I find it rather curious that baby boomers, many of whom, in their youth, decried the accumulation of wealth and the materialism of their parents, are the first generation in history to regard Social Security not as the safety net it was intended to be but rather as a pot of gravy to pour over their already meaty investment portfolios.
I'm not saying this is a bad thing. In fact, it is just the opposite. People have always been encouraged to plan for their retirement. And baby boomers have, by and large, done a good job of that. Social Security was never meant to be a person's sole source of income in retirement. Instead, it was meant to be one leg of the proverbial three-legged stool that should prop up your retirement nest egg — the other two legs being a pension or IRA account and whatever savings or other investments you are able to accumulate throughout your working life.
It's just that all this focus on Social Security as an investment, sometimes even as a gambling stake, is still a relatively new phenomenon — especially to a guy who spent most of the last 40 years helping folks sign up for Social Security.

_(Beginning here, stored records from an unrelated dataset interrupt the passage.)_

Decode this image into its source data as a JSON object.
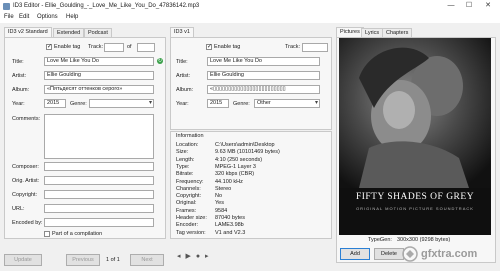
{
  "window": {
    "title": "ID3 Editor - Ellie_Goulding_-_Love_Me_Like_You_Do_47836142.mp3",
    "minimize": "—",
    "maximize": "☐",
    "close": "✕"
  },
  "menu": [
    "File",
    "Edit",
    "Options",
    "Help"
  ],
  "v2": {
    "tabs": [
      "ID3 v2 Standard",
      "Extended",
      "Podcast"
    ],
    "enable_tag": "Enable tag",
    "track_label": "Track:",
    "track_of": "of",
    "title_label": "Title:",
    "title": "Love Me Like You Do",
    "artist_label": "Artist:",
    "artist": "Ellie Goulding",
    "album_label": "Album:",
    "album": "«Пятьдесят оттенков серого»",
    "year_label": "Year:",
    "year": "2015",
    "genre_label": "Genre:",
    "comments_label": "Comments:",
    "composer_label": "Composer:",
    "orig_artist_label": "Orig. Artist:",
    "copyright_label": "Copyright:",
    "url_label": "URL:",
    "encoded_by_label": "Encoded by:",
    "compilation": "Part of a compilation"
  },
  "v1": {
    "tab": "ID3 v1",
    "enable_tag": "Enable tag",
    "track_label": "Track:",
    "title_label": "Title:",
    "title": "Love Me Like You Do",
    "artist_label": "Artist:",
    "artist": "Ellie Goulding",
    "album_label": "Album:",
    "album": "«▯▯▯▯▯▯▯▯▯▯▯▯▯▯▯▯▯▯▯▯▯▯▯▯",
    "year_label": "Year:",
    "year": "2015",
    "genre_label": "Genre:",
    "genre": "Other"
  },
  "info": {
    "header": "Information",
    "rows": [
      {
        "k": "Location:",
        "v": "C:\\Users\\admin\\Desktop"
      },
      {
        "k": "Size:",
        "v": "9.63 MB (10101469 bytes)"
      },
      {
        "k": "Length:",
        "v": "4:10 (250 seconds)"
      },
      {
        "k": "Type:",
        "v": "MPEG-1 Layer 3"
      },
      {
        "k": "Bitrate:",
        "v": "320 kbps (CBR)"
      },
      {
        "k": "Frequency:",
        "v": "44.100 kHz"
      },
      {
        "k": "Channels:",
        "v": "Stereo"
      },
      {
        "k": "Copyright:",
        "v": "No"
      },
      {
        "k": "Original:",
        "v": "Yes"
      },
      {
        "k": "Frames:",
        "v": "9584"
      },
      {
        "k": "Header size:",
        "v": "87040 bytes"
      },
      {
        "k": "Encoder:",
        "v": "LAME3.98b"
      },
      {
        "k": "Tag version:",
        "v": "V1 and V2.3"
      }
    ]
  },
  "right": {
    "tabs": [
      "Pictures",
      "Lyrics",
      "Chapters"
    ],
    "cover_title": "FIFTY SHADES OF GREY",
    "cover_subtitle": "ORIGINAL MOTION PICTURE SOUNDTRACK",
    "type_text": "Type:",
    "gen_text": "Gen:",
    "dims_text": "300x300 (9298 bytes)",
    "add": "Add",
    "delete": "Delete"
  },
  "footer": {
    "update": "Update",
    "previous": "Previous",
    "page": "1 of 1",
    "next": "Next"
  },
  "watermark": "gfxtra.com",
  "colors": {
    "green": "#3aa04a",
    "border": "#c9c9c9"
  }
}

And almost all of those people simply applied for benefits at 62, or maybe 65 — and just let the checks start rolling in without giving it too much thought. A Social Security check was simply something you got in your old age, and you used that check to pay the rent or buy groceries.
Today, more and more folks are trying to "game" the system — doing their utmost to squeeze every last nickel out of their Social Security investment. They are putting off taking Social Security until age 70 in order to get a 32 percent "delayed retirement bonus." Many are claiming benefits as a "dependent" husband or wife off of their spouse's Social Security account at age 66, and then living off that smaller amount until age 70 when they switch to their own retirement account — with that added bonus. Until the law was recently changed, others were filing for reduced Social Security benefits at 62 and investing every dime of that money while they lived off of other retirement accounts. Then at age 66, they would pay back all the benefits they received and file a new claim to get full benefits from that point on. They came out ahead of the game because they were able to pocket whatever interest they earned on the benefits received between age 62 and 66. The government realized they were essentially providing interest-free loans to wealthy retirees, so they put a stop to that practice.
Again, I am not saying that treating Social Security as an investment is bad. Whatever you get from Social Security is your money, after all. And if you want to work within the rules to get the highest return out of that money — well then, more power to you.
But I have been more than a little taken aback by the obsession some people seem to have gambling with their Social Security benefits. People who delay their Social Security until 70 are throwing away tens of thousands, some approaching one hundred thousand dollars, in Social Security benefits, betting that they will live into their mid 80s to "beat the system." But I've got to wonder, even if they live that long, will they really be able to enjoy their Social Security "winnings?" Lots of folks are taking that chance. And I can tell from the tone of their emails that they're really not sure they are making the right wager.
All of this came home very clearly to me recently after I offered my readers a copy of a fact sheet I called, "When to take your Social Security benefits." It was intended to present people with the facts — with the advantages and disadvantages of taking reduced retirement benefits as early as 62 versus waiting until age 66, or even 70, to get full benefits. And I'm afraid I fed some people's manic desire to gamble with their Social Security by offering some tips for "maximizing" one's Social Security payout.
Most of my readers take this advice for what it is worth. They will sit down, perhaps with a financial planner or with someone at their local Social Security office, go over all the numbers, consider their options, and then make a rational decision based on the facts.
But some of my readers aren't being rational. They are going way overboard. They sent me lists with dozens of different options and asked me to help them make the right choice. Some sent me matrixes. Others sent me spreadsheets with more data on them than I've seen in the annual reports for major corporations. One guy had figured out what he would get from Social Security in 25 different scenarios: file at 62, die at 90; file at 66, die at 85; etc. He said he was losing sleep trying to figure out what to do! A little financial planning is good. But trying to squeeze every last nickel out of the system is maybe too much?
And I noticed that almost all of the folks who sent me emails fretting over their Social Security decision were not between a rock and a hard place. They were, financially speaking, between a cushion and a soft place. No matter what they chose to do with their Social Security, they were going to be living very comfortable lives in retirement.
My wife and I both took our Social Security benefits at age 62. It might not have been the smartest decision in the world. But guess what? We don't care. We are having way too much fun enjoying life and our retirement.
So the message to my readers is this: study the information I give you; maybe give some second thoughts to delaying benefits too long; then make a decision about when to take your Social Security that you are comfortable with — AND ENJOY THE REST OF YOUR LIFE!
If you have a Social Security question, Tom Margenau has the answer. Contact him at email@example.com. To find out more about Tom Margenau and to read past columns and see features from other Creators Syndicate writers and cartoonists, visit the Creators Syndicate website at www.creators.com.